> Assignment: Print each of the entries exactly, leaving nothing out.

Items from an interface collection
= = = =

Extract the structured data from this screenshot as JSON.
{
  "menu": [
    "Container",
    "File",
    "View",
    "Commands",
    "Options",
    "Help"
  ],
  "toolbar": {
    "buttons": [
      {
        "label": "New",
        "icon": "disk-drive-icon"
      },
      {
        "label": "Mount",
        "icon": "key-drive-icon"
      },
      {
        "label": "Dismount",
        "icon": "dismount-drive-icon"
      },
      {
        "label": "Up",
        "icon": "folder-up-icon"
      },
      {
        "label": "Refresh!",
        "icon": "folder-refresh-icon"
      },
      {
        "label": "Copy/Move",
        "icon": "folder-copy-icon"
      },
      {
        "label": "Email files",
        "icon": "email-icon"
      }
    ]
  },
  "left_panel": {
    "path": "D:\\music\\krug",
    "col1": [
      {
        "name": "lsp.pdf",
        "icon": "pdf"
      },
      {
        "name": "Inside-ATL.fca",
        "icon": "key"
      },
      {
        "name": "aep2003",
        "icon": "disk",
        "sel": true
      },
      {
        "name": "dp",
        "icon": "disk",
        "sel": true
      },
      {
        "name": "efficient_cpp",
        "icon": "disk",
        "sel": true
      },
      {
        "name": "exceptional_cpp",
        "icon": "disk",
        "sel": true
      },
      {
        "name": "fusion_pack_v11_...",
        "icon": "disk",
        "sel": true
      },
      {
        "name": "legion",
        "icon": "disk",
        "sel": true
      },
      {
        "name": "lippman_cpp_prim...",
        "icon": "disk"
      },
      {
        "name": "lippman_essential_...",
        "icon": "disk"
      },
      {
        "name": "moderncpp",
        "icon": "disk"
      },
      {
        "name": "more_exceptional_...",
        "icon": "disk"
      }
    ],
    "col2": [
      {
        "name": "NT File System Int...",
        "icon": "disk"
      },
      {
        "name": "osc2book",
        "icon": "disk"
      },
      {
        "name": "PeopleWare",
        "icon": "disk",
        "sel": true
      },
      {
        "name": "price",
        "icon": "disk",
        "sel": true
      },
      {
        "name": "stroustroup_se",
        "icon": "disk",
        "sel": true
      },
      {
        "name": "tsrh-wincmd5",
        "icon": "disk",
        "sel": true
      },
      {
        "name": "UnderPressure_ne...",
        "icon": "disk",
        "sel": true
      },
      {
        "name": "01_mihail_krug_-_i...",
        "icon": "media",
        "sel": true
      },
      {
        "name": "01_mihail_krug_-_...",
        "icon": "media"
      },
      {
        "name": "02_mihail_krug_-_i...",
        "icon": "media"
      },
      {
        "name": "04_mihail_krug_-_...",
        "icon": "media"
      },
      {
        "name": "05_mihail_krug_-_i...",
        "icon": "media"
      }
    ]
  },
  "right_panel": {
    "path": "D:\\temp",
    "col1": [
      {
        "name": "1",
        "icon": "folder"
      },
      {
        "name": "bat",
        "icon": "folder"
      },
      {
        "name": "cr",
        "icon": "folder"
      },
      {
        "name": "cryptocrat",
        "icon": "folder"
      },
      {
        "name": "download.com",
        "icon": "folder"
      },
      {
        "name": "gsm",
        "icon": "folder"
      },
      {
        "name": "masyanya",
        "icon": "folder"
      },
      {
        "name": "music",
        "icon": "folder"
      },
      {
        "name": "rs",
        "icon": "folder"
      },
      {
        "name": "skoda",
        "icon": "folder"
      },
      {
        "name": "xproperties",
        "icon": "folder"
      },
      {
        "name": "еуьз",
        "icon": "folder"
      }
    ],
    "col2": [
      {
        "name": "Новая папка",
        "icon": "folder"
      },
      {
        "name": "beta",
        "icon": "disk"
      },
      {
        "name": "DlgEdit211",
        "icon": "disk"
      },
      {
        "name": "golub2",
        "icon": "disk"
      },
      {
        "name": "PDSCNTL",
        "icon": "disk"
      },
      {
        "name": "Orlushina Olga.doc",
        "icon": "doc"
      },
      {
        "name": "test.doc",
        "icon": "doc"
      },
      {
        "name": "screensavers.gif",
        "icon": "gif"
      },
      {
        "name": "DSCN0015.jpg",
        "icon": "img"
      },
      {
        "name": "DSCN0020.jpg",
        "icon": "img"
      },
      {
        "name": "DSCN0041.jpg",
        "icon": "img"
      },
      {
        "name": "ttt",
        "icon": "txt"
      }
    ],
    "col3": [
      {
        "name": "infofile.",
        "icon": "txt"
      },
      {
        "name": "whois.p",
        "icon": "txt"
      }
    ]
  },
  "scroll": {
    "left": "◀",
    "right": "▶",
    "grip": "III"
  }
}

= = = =

> Solution to the exercise:
Extract the structured data from this screenshot as JSON.
{
  "menu": [
    "Container",
    "File",
    "View",
    "Commands",
    "Options",
    "Help"
  ],
  "toolbar": {
    "buttons": [
      {
        "label": "New",
        "icon": "disk-drive-icon"
      },
      {
        "label": "Mount",
        "icon": "key-drive-icon"
      },
      {
        "label": "Dismount",
        "icon": "dismount-drive-icon"
      },
      {
        "label": "Up",
        "icon": "folder-up-icon"
      },
      {
        "label": "Refresh!",
        "icon": "folder-refresh-icon"
      },
      {
        "label": "Copy/Move",
        "icon": "folder-copy-icon"
      },
      {
        "label": "Email files",
        "icon": "email-icon"
      }
    ]
  },
  "left_panel": {
    "path": "D:\\music\\krug",
    "col1": [
      {
        "name": "lsp.pdf",
        "icon": "pdf"
      },
      {
        "name": "Inside-ATL.fca",
        "icon": "key"
      },
      {
        "name": "aep2003",
        "icon": "disk",
        "sel": true
      },
      {
        "name": "dp",
        "icon": "disk",
        "sel": true
      },
      {
        "name": "efficient_cpp",
        "icon": "disk",
        "sel": true
      },
      {
        "name": "exceptional_cpp",
        "icon": "disk",
        "sel": true
      },
      {
        "name": "fusion_pack_v11_...",
        "icon": "disk",
        "sel": true
      },
      {
        "name": "legion",
        "icon": "disk",
        "sel": true
      },
      {
        "name": "lippman_cpp_prim...",
        "icon": "disk"
      },
      {
        "name": "lippman_essential_...",
        "icon": "disk"
      },
      {
        "name": "moderncpp",
        "icon": "disk"
      },
      {
        "name": "more_exceptional_...",
        "icon": "disk"
      }
    ],
    "col2": [
      {
        "name": "NT File System Int...",
        "icon": "disk"
      },
      {
        "name": "osc2book",
        "icon": "disk"
      },
      {
        "name": "PeopleWare",
        "icon": "disk",
        "sel": true
      },
      {
        "name": "price",
        "icon": "disk",
        "sel": true
      },
      {
        "name": "stroustroup_se",
        "icon": "disk",
        "sel": true
      },
      {
        "name": "tsrh-wincmd5",
        "icon": "disk",
        "sel": true
      },
      {
        "name": "UnderPressure_ne...",
        "icon": "disk",
        "sel": true
      },
      {
        "name": "01_mihail_krug_-_i...",
        "icon": "media",
        "sel": true
      },
      {
        "name": "01_mihail_krug_-_...",
        "icon": "media"
      },
      {
        "name": "02_mihail_krug_-_i...",
        "icon": "media"
      },
      {
        "name": "04_mihail_krug_-_...",
        "icon": "media"
      },
      {
        "name": "05_mihail_krug_-_i...",
        "icon": "media"
      }
    ]
  },
  "right_panel": {
    "path": "D:\\temp",
    "col1": [
      {
        "name": "1",
        "icon": "folder"
      },
      {
        "name": "bat",
        "icon": "folder"
      },
      {
        "name": "cr",
        "icon": "folder"
      },
      {
        "name": "cryptocrat",
        "icon": "folder"
      },
      {
        "name": "download.com",
        "icon": "folder"
      },
      {
        "name": "gsm",
        "icon": "folder"
      },
      {
        "name": "masyanya",
        "icon": "folder"
      },
      {
        "name": "music",
        "icon": "folder"
      },
      {
        "name": "rs",
        "icon": "folder"
      },
      {
        "name": "skoda",
        "icon": "folder"
      },
      {
        "name": "xproperties",
        "icon": "folder"
      },
      {
        "name": "еуьз",
        "icon": "folder"
      }
    ],
    "col2": [
      {
        "name": "Новая папка",
        "icon": "folder"
      },
      {
        "name": "beta",
        "icon": "disk"
      },
      {
        "name": "DlgEdit211",
        "icon": "disk"
      },
      {
        "name": "golub2",
        "icon": "disk"
      },
      {
        "name": "PDSCNTL",
        "icon": "disk"
      },
      {
        "name": "Orlushina Olga.doc",
        "icon": "doc"
      },
      {
        "name": "test.doc",
        "icon": "doc"
      },
      {
        "name": "screensavers.gif",
        "icon": "gif"
      },
      {
        "name": "DSCN0015.jpg",
        "icon": "img"
      },
      {
        "name": "DSCN0020.jpg",
        "icon": "img"
      },
      {
        "name": "DSCN0041.jpg",
        "icon": "img"
      },
      {
        "name": "ttt",
        "icon": "txt"
      }
    ],
    "col3": [
      {
        "name": "infofile.",
        "icon": "txt"
      },
      {
        "name": "whois.p",
        "icon": "txt"
      }
    ]
  },
  "scroll": {
    "left": "◀",
    "right": "▶",
    "grip": "III"
  }
}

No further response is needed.